If you’re interested in diversifying your personal network, learning new skills or trying out the latest gadgets on the market now is the time to do it. Here’s your guide to the top tech conferences in North America

So many tech conferences, so little time:

Elevate Toronto

Sept. 12 – Sept. 14, 2017
Location: Toronto
Ticket price: $647 CAD

This three-day conference in the heart of Toronto is designed with techpreneurs in mind. Founders from Canada’s top companies will be on site doling out advice, guidance and tips to those lucky enough to score a ticket.

Early-stage startups can rub elbows with talend developers looking for work and pitch the city’s lawmakers and top on their home turf. Investors like Michelle Scarborough (from BDC) and Bruce Croxon (from Round 13 Capital) will dole out advice. Those willing to splurge on conferences can take a private tour of Toronto’s most innovative tech companies.

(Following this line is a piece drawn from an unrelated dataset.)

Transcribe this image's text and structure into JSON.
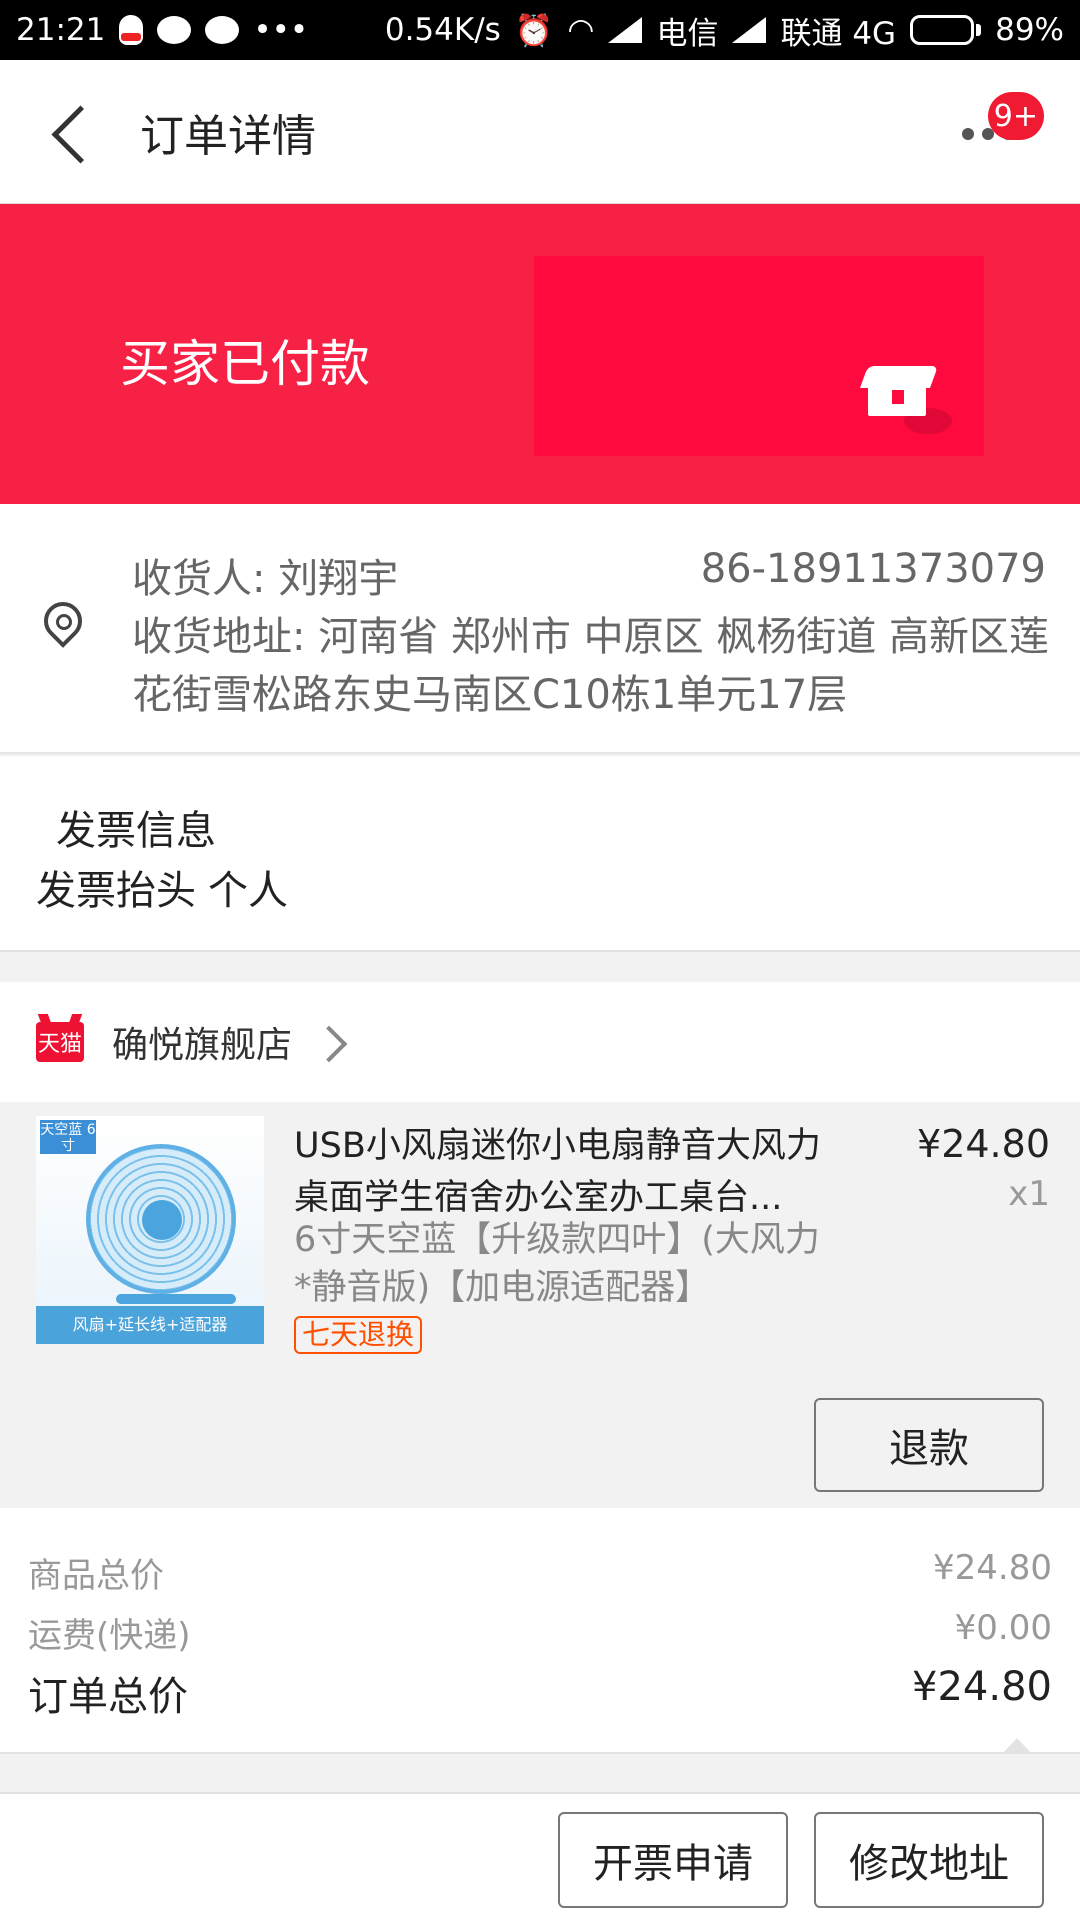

Bonus: This year festival organizers will provide 40 free passes to minority and low-income conference goers. To apply make sure to check out their website starting August 25, 2017.

TechCrunch Disrupt SF

Sept. 18 – Sept. 20, 2017
Location: San Francisco
Ticket price: Starting at $1,995 USD

If you’re a Canadian entrepreneur looking to meet new clients, drum up some media publicity south of the border or just learn new industry tricks from some of the best and brightest influencers then TechCrunch Disrupt is for you.

Entrepreneurs can take part money-making startup competitions, attend conference showcases presented by well-known investors or attend one of the many networking and skill-based sessions. Tickets for this showcase aren’t cheap – early-bird tickets start at $1,900 US, (link) which doesn’t include airfare, accommodation or food – but for companies looking to build traction in the U.S. it can be worth the cost.


Oct. 22 – Oct. 25, 2017
Location: Las Vegas
Ticket price: $2,995 USD (discounts available for eligible startups)

If you’ve ever wanted to learn more about the fast-paced world of fintech then Money2020 — billed as “the world’s largest payments and financial services innovation event” – is the place to go. Last year’s event included attendees from over 85 countries and this year features hour-long sessions on everything from data privacy to new-age mobile banking in developing countries and blockchain technology.

A range of skill-testing startup competitions and hackathons are also on offer for developers hoping to showcase their skills or find new employment opportunities. Regular tickets retail for $2,995 but discounts of up to 50 per cent are available for select retailers and startups (link).


Oct. 27, 2017
Location: Toronto
Ticket price: $500 – $1,000 CAD

A good conference is about more than just networking and tech demonstrations. A great event will push participants to be better and inspires attendees to try new things.

While TEDxToronto isn’t exclusively focused on technology its seminars, presented by local influencers, tackle subjects and ideas that impact every facet of life and often touch on technology in some form. These profoundly inspiring talks deal with everything from company leadership and career motivation.

This year’s speakers include Paul Rowan (co-founder of home design store Umbra), Gimmy Chu (co-founder of green technology startup Nano Leaf) and Peter Sloly (partner at Deloitte Canada). Torontonians who can’t afford the $1,000 price tag can also watch highlights online in the weeks following the event.

Mesh Marketing

Nov. 6, 2017
Location: Toronto
Ticket price: $299 CAD

If you’re a professional who deals with both marketing and technology, then Mesh Marketing might be the most useful for your long-term goals.

This international event deep dives into operational issues and discusses strategy-focused topics to help attendees better understand marketing technologies. Attendees also take part in the invite-only networking events that take place after the conferences and get a front-row seat to other related marketing events the company throws throughout the year.